##### EXERCISE DATA #####

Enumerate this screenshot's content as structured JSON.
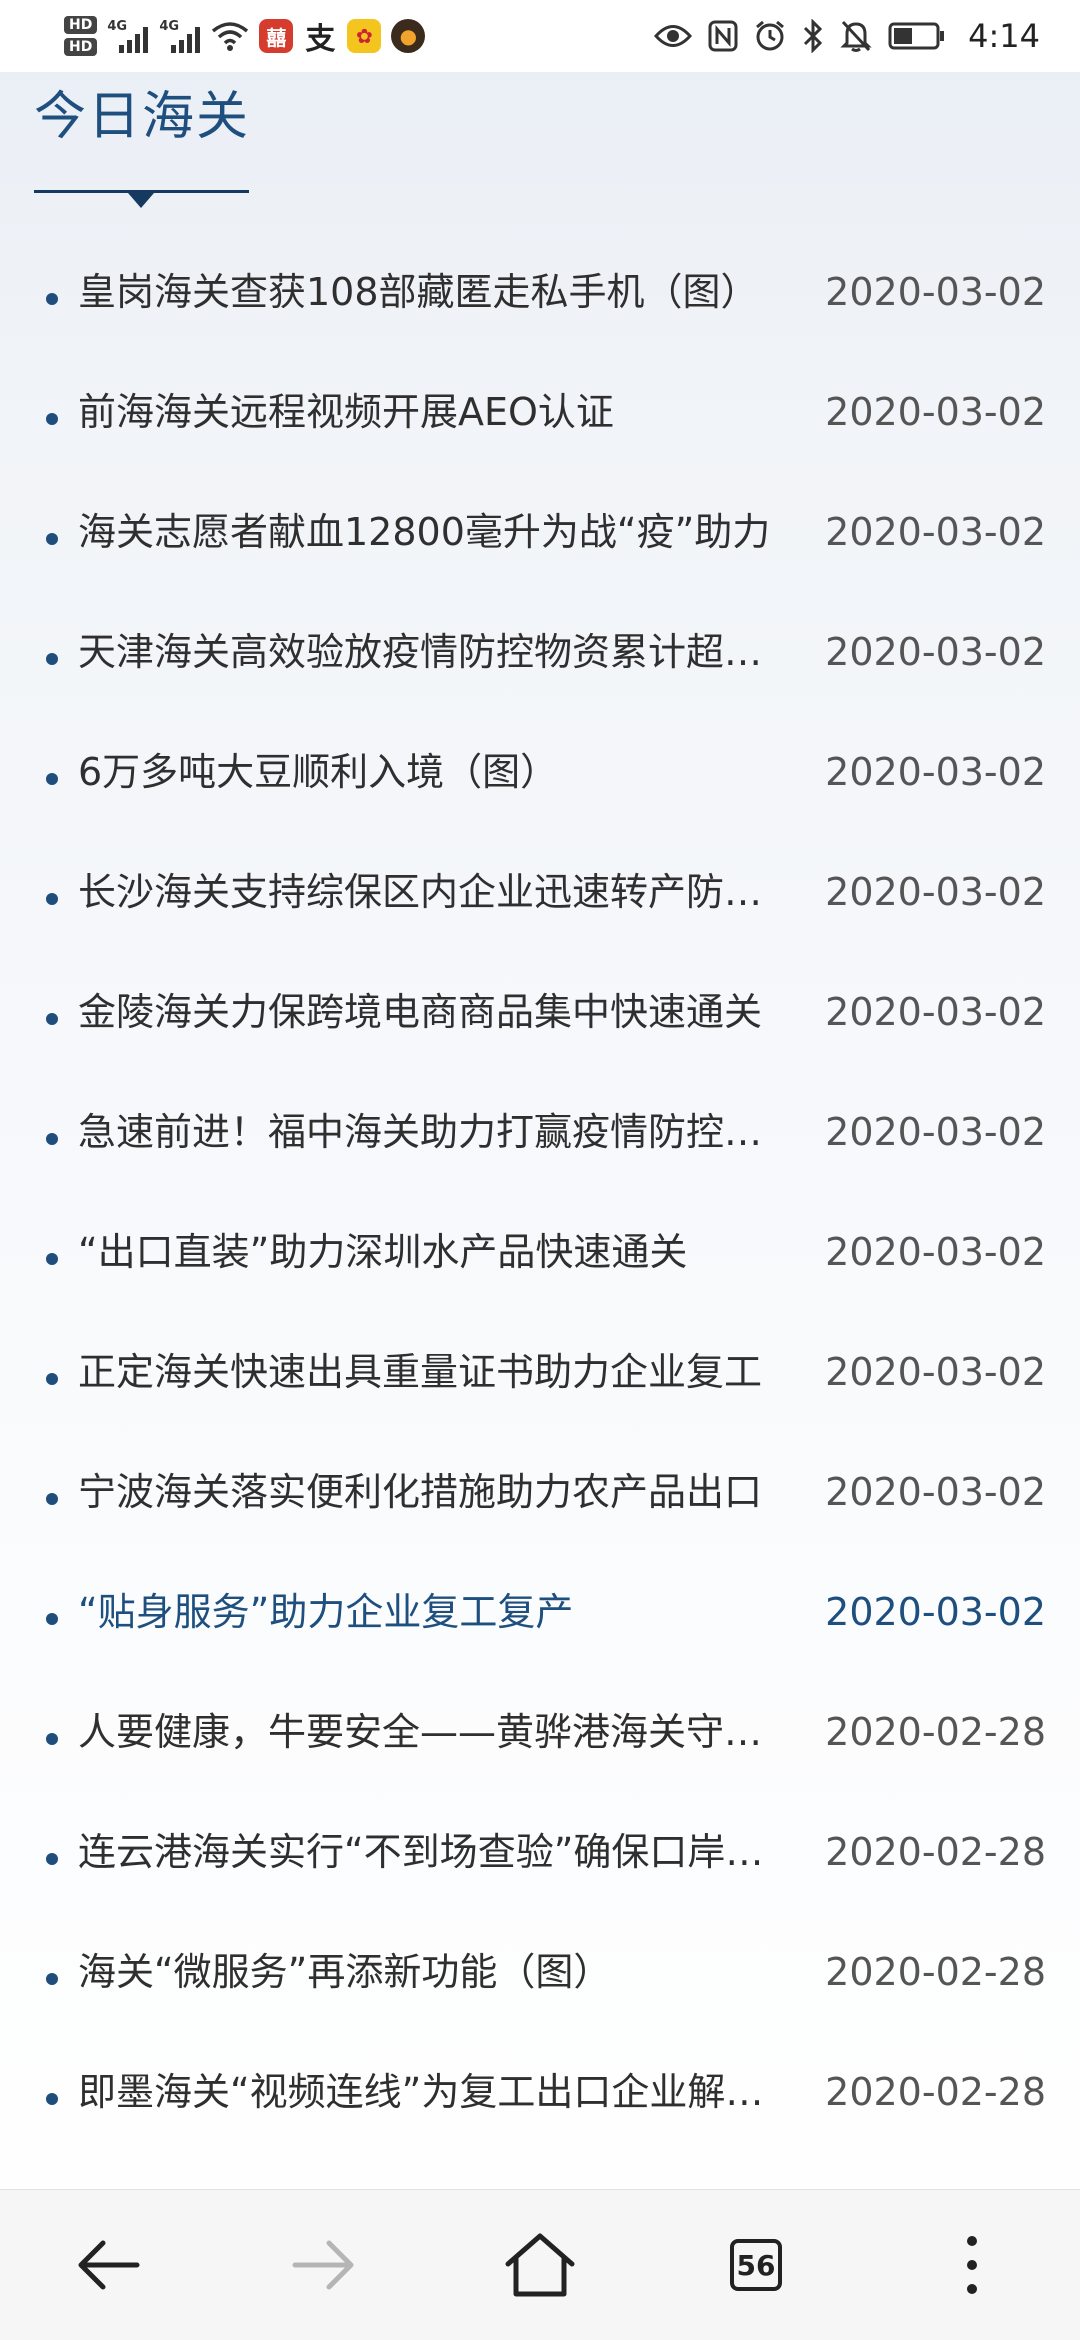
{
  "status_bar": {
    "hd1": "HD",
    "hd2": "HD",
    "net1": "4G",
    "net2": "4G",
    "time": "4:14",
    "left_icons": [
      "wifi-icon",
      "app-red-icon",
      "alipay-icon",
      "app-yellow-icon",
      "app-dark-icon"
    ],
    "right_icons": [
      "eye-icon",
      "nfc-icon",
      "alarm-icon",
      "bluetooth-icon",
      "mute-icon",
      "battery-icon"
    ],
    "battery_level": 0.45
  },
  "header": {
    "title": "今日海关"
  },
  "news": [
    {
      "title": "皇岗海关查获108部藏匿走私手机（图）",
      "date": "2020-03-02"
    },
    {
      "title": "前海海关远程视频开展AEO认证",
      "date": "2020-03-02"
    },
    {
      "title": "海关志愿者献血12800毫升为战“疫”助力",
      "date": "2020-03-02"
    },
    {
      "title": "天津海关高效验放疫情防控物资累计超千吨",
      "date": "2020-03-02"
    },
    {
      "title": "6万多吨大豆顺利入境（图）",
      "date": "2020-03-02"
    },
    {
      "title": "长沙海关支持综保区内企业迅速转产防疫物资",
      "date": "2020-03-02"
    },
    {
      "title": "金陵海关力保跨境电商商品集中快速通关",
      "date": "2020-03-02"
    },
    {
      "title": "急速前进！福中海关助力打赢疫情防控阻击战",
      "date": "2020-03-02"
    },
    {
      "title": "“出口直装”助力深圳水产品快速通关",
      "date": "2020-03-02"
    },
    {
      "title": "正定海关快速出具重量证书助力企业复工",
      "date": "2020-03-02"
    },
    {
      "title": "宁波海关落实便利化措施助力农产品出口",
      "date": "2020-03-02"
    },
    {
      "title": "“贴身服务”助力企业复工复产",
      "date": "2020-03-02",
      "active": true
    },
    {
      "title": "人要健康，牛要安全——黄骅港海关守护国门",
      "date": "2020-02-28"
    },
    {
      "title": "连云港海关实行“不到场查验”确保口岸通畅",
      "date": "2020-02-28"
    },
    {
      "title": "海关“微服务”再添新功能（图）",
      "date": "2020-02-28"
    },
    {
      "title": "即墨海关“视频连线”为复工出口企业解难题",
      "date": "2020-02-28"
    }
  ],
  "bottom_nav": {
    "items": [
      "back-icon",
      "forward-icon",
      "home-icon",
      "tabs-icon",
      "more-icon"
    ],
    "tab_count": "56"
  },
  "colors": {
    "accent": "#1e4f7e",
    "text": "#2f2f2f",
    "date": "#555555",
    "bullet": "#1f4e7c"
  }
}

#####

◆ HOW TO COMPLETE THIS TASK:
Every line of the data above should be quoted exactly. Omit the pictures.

◆ SOLUTION FOR THIS PROBLEM:
Enumerate this screenshot's content as structured JSON.
{
  "status_bar": {
    "hd1": "HD",
    "hd2": "HD",
    "net1": "4G",
    "net2": "4G",
    "time": "4:14",
    "left_icons": [
      "wifi-icon",
      "app-red-icon",
      "alipay-icon",
      "app-yellow-icon",
      "app-dark-icon"
    ],
    "right_icons": [
      "eye-icon",
      "nfc-icon",
      "alarm-icon",
      "bluetooth-icon",
      "mute-icon",
      "battery-icon"
    ],
    "battery_level": 0.45
  },
  "header": {
    "title": "今日海关"
  },
  "news": [
    {
      "title": "皇岗海关查获108部藏匿走私手机（图）",
      "date": "2020-03-02"
    },
    {
      "title": "前海海关远程视频开展AEO认证",
      "date": "2020-03-02"
    },
    {
      "title": "海关志愿者献血12800毫升为战“疫”助力",
      "date": "2020-03-02"
    },
    {
      "title": "天津海关高效验放疫情防控物资累计超千吨",
      "date": "2020-03-02"
    },
    {
      "title": "6万多吨大豆顺利入境（图）",
      "date": "2020-03-02"
    },
    {
      "title": "长沙海关支持综保区内企业迅速转产防疫物资",
      "date": "2020-03-02"
    },
    {
      "title": "金陵海关力保跨境电商商品集中快速通关",
      "date": "2020-03-02"
    },
    {
      "title": "急速前进！福中海关助力打赢疫情防控阻击战",
      "date": "2020-03-02"
    },
    {
      "title": "“出口直装”助力深圳水产品快速通关",
      "date": "2020-03-02"
    },
    {
      "title": "正定海关快速出具重量证书助力企业复工",
      "date": "2020-03-02"
    },
    {
      "title": "宁波海关落实便利化措施助力农产品出口",
      "date": "2020-03-02"
    },
    {
      "title": "“贴身服务”助力企业复工复产",
      "date": "2020-03-02",
      "active": true
    },
    {
      "title": "人要健康，牛要安全——黄骅港海关守护国门",
      "date": "2020-02-28"
    },
    {
      "title": "连云港海关实行“不到场查验”确保口岸通畅",
      "date": "2020-02-28"
    },
    {
      "title": "海关“微服务”再添新功能（图）",
      "date": "2020-02-28"
    },
    {
      "title": "即墨海关“视频连线”为复工出口企业解难题",
      "date": "2020-02-28"
    }
  ],
  "bottom_nav": {
    "items": [
      "back-icon",
      "forward-icon",
      "home-icon",
      "tabs-icon",
      "more-icon"
    ],
    "tab_count": "56"
  },
  "colors": {
    "accent": "#1e4f7e",
    "text": "#2f2f2f",
    "date": "#555555",
    "bullet": "#1f4e7c"
  }
}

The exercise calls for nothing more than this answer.